Data records for software interfaces
*** Begin section ***
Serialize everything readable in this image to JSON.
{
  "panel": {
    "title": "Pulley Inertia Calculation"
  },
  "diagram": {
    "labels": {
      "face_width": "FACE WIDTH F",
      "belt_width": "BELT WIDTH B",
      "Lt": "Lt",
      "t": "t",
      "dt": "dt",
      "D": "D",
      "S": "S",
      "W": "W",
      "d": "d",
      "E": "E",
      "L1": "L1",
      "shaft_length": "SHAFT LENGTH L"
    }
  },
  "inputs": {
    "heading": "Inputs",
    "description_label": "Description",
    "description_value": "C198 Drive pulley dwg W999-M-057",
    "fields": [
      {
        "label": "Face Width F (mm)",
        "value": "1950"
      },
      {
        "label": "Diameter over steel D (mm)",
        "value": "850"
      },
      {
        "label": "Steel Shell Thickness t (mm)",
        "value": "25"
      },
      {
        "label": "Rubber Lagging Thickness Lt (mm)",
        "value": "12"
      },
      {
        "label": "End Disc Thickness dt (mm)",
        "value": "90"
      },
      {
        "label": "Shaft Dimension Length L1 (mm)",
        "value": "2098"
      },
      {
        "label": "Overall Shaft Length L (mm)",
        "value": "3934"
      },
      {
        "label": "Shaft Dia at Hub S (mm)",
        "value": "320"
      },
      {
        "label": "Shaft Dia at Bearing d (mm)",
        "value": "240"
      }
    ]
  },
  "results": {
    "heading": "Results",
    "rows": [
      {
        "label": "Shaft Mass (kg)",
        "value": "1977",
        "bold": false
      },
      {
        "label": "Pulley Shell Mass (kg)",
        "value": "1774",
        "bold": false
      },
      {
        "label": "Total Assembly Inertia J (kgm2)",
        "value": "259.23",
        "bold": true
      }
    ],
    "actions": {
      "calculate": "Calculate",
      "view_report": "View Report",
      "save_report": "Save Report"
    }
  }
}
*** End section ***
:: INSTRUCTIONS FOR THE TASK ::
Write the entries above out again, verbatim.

:: ANSWER SECTION ::
Serialize everything readable in this image to JSON.
{
  "panel": {
    "title": "Pulley Inertia Calculation"
  },
  "diagram": {
    "labels": {
      "face_width": "FACE WIDTH F",
      "belt_width": "BELT WIDTH B",
      "Lt": "Lt",
      "t": "t",
      "dt": "dt",
      "D": "D",
      "S": "S",
      "W": "W",
      "d": "d",
      "E": "E",
      "L1": "L1",
      "shaft_length": "SHAFT LENGTH L"
    }
  },
  "inputs": {
    "heading": "Inputs",
    "description_label": "Description",
    "description_value": "C198 Drive pulley dwg W999-M-057",
    "fields": [
      {
        "label": "Face Width F (mm)",
        "value": "1950"
      },
      {
        "label": "Diameter over steel D (mm)",
        "value": "850"
      },
      {
        "label": "Steel Shell Thickness t (mm)",
        "value": "25"
      },
      {
        "label": "Rubber Lagging Thickness Lt (mm)",
        "value": "12"
      },
      {
        "label": "End Disc Thickness dt (mm)",
        "value": "90"
      },
      {
        "label": "Shaft Dimension Length L1 (mm)",
        "value": "2098"
      },
      {
        "label": "Overall Shaft Length L (mm)",
        "value": "3934"
      },
      {
        "label": "Shaft Dia at Hub S (mm)",
        "value": "320"
      },
      {
        "label": "Shaft Dia at Bearing d (mm)",
        "value": "240"
      }
    ]
  },
  "results": {
    "heading": "Results",
    "rows": [
      {
        "label": "Shaft Mass (kg)",
        "value": "1977",
        "bold": false
      },
      {
        "label": "Pulley Shell Mass (kg)",
        "value": "1774",
        "bold": false
      },
      {
        "label": "Total Assembly Inertia J (kgm2)",
        "value": "259.23",
        "bold": true
      }
    ],
    "actions": {
      "calculate": "Calculate",
      "view_report": "View Report",
      "save_report": "Save Report"
    }
  }
}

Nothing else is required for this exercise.